I wouldn’t expect sports bike performance out of this. Vespa claims it will have “superior performance” to a 50cc scooter. Still, we can at least expect that zero-revolution torque that makes electric motors so delicious. Vespa’s parent company, Piaggio, hints at its urban intent by saying that it will be “perfect for city environments”.
Thursday, 8 February, 2018 by Alan Hearnshaw
It’s no secret that in Europe, scooter riding is far more commonplace than, say, the United States. The Europeans are also at the forefront of on-street leasing schemes with their public bicycle rentals that have been on the streets of countries such as Denmark and Sweden for many years. It was only a matter of time, then, before somebody came up with the idea to rent scooters on a per-minute basis.
That company is called “CityScoot”, and they’re renting electric scooters, no less.
Wednesday, 7 February, 2018 by Alan Hearnshaw
There are lies, damned lies, and statistics. That’s the quote famously attributed to Benjamin Disraeli.
However you interpret that phrase, a recent study published in the British Medical Journal claims to have statistical proof that more motorcyclists (and, presumably, scooter riders) die during a full moon than at other times.
Canadian researchers used the Fatality Analysis Reporting System, an official registry of fatal crashes in the US, to analyse all deaths caused my motorcycle crashes between 1975 and 2014. They then cross-referenced those data to dates when a full moon was present.
Sunday, 4 February, 2018 by Alan Hearnshaw
An 80 year old grandmother leapt into action on Friday to save a scooterist from being scooter-jacked.
Rosemary Bodger was shopping early on Friday morning when she witnessed two criminals trying to wrestle another Vespa from a rider in North London. They had already taken the keys from the rider, theatre worker Stefan Cooper, 47, and were trying to get the scooter away from him.
That’s when she leapt into action.

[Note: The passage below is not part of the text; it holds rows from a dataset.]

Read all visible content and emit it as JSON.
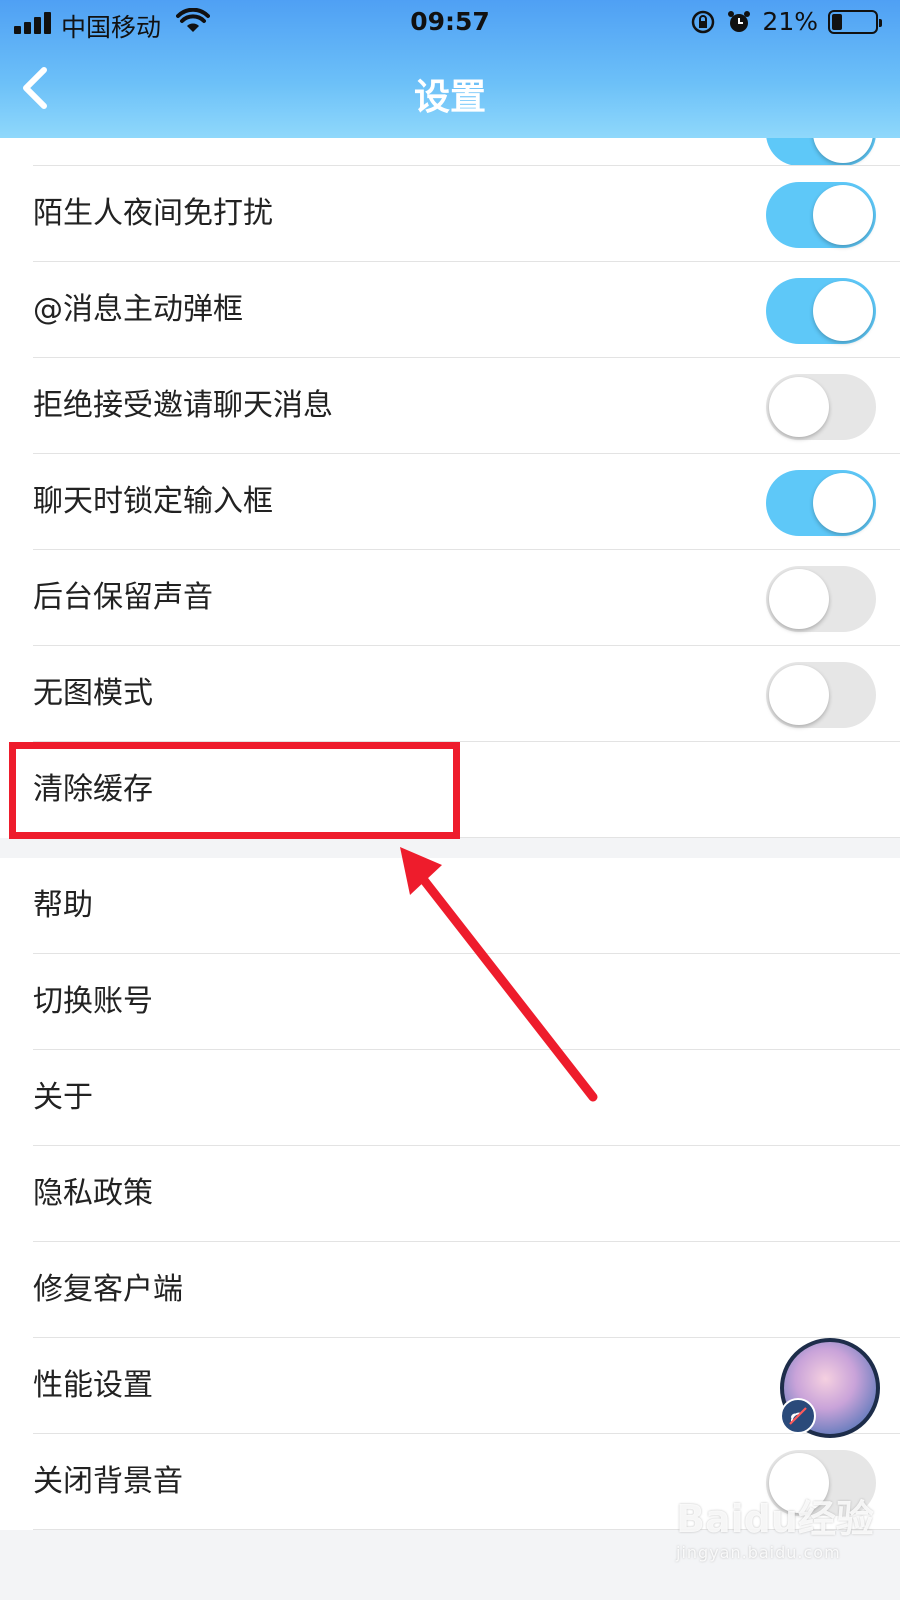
{
  "status_bar": {
    "carrier": "中国移动",
    "time": "09:57",
    "battery_percent": "21%",
    "battery_level": 0.21
  },
  "nav": {
    "title": "设置",
    "back_icon": "chevron-left-icon"
  },
  "colors": {
    "header_top": "#4fa0f4",
    "header_bottom": "#8fd8fb",
    "toggle_on": "#5ec8f8",
    "toggle_off": "#e6e6e6",
    "highlight": "#ee1c2c"
  },
  "settings_group1": [
    {
      "label": "陌生人夜间免打扰",
      "toggle": true
    },
    {
      "label": "@消息主动弹框",
      "toggle": true
    },
    {
      "label": "拒绝接受邀请聊天消息",
      "toggle": false
    },
    {
      "label": "聊天时锁定输入框",
      "toggle": true
    },
    {
      "label": "后台保留声音",
      "toggle": false
    },
    {
      "label": "无图模式",
      "toggle": false
    },
    {
      "label": "清除缓存"
    }
  ],
  "settings_group2": [
    {
      "label": "帮助"
    },
    {
      "label": "切换账号"
    },
    {
      "label": "关于"
    },
    {
      "label": "隐私政策"
    },
    {
      "label": "修复客户端"
    },
    {
      "label": "性能设置"
    },
    {
      "label": "关闭背景音",
      "toggle": false
    }
  ],
  "watermark": {
    "brand": "Baidu经验",
    "url": "jingyan.baidu.com"
  }
}
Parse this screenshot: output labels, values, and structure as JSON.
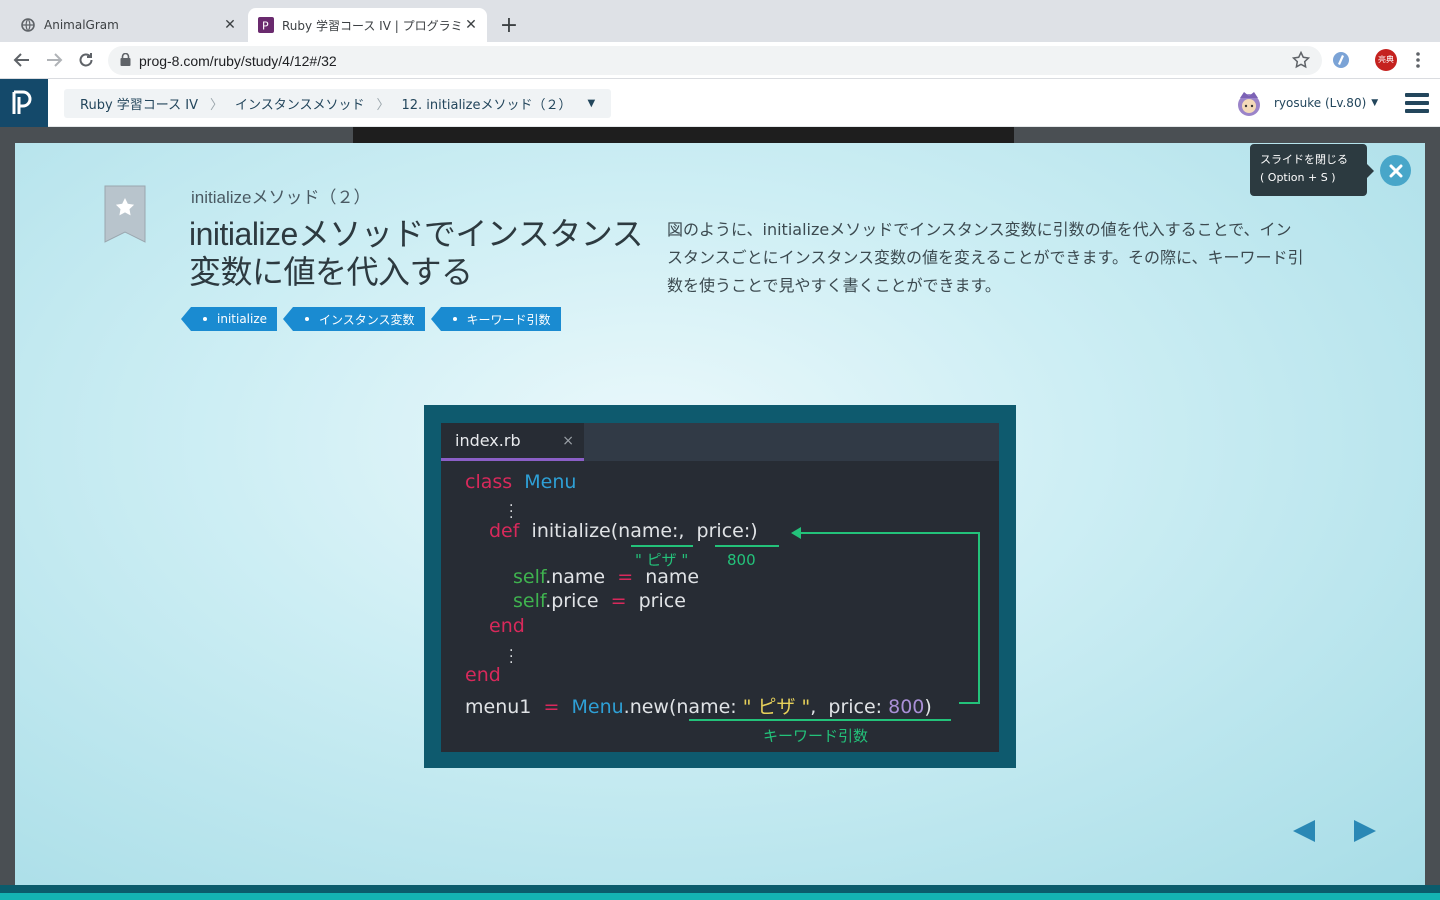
{
  "browser": {
    "tabs": [
      {
        "title": "AnimalGram",
        "active": false,
        "icon": "globe-icon"
      },
      {
        "title": "Ruby 学習コース IV | プログラミング",
        "active": true,
        "icon": "progate-favicon"
      }
    ],
    "url": "prog-8.com/ruby/study/4/12#/32",
    "extension_badge": "亮典"
  },
  "header": {
    "breadcrumb": [
      "Ruby 学習コース IV",
      "インスタンスメソッド",
      "12. initializeメソッド（２）"
    ],
    "user": "ryosuke (Lv.80)"
  },
  "slide": {
    "subtitle": "initializeメソッド（２）",
    "title": "initializeメソッドでインスタンス変数に値を代入する",
    "tags": [
      "initialize",
      "インスタンス変数",
      "キーワード引数"
    ],
    "description": "図のように、initializeメソッドでインスタンス変数に引数の値を代入することで、インスタンスごとにインスタンス変数の値を変えることができます。その際に、キーワード引数を使うことで見やすく書くことができます。",
    "tooltip_line1": "スライドを閉じる",
    "tooltip_line2": "( Option + S )",
    "code": {
      "filename": "index.rb",
      "class_kw": "class",
      "class_name": "Menu",
      "def_kw": "def",
      "def_sig": "initialize(name:,  price:)",
      "annot_name": "\" ピザ \"",
      "annot_price": "800",
      "line_self_name_self": "self",
      "line_self_name_attr": ".name",
      "line_self_name_eq": "=",
      "line_self_name_val": "name",
      "line_self_price_self": "self",
      "line_self_price_attr": ".price",
      "line_self_price_eq": "=",
      "line_self_price_val": "price",
      "end1": "end",
      "end2": "end",
      "call_var": "menu1",
      "call_eq": "=",
      "call_class": "Menu",
      "call_new": ".new(name: ",
      "call_str": "\" ピザ \"",
      "call_mid": ",  price: ",
      "call_num": "800",
      "call_close": ")",
      "annot_keyword": "キーワード引数"
    }
  },
  "colors": {
    "accent": "#1a8bd1",
    "header_logo": "#14496a",
    "code_bg": "#272c34",
    "figure_frame": "#0e5a6e",
    "annotation": "#23c27a"
  }
}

She took hold of the handlebars as other members of the public rushed to the scene.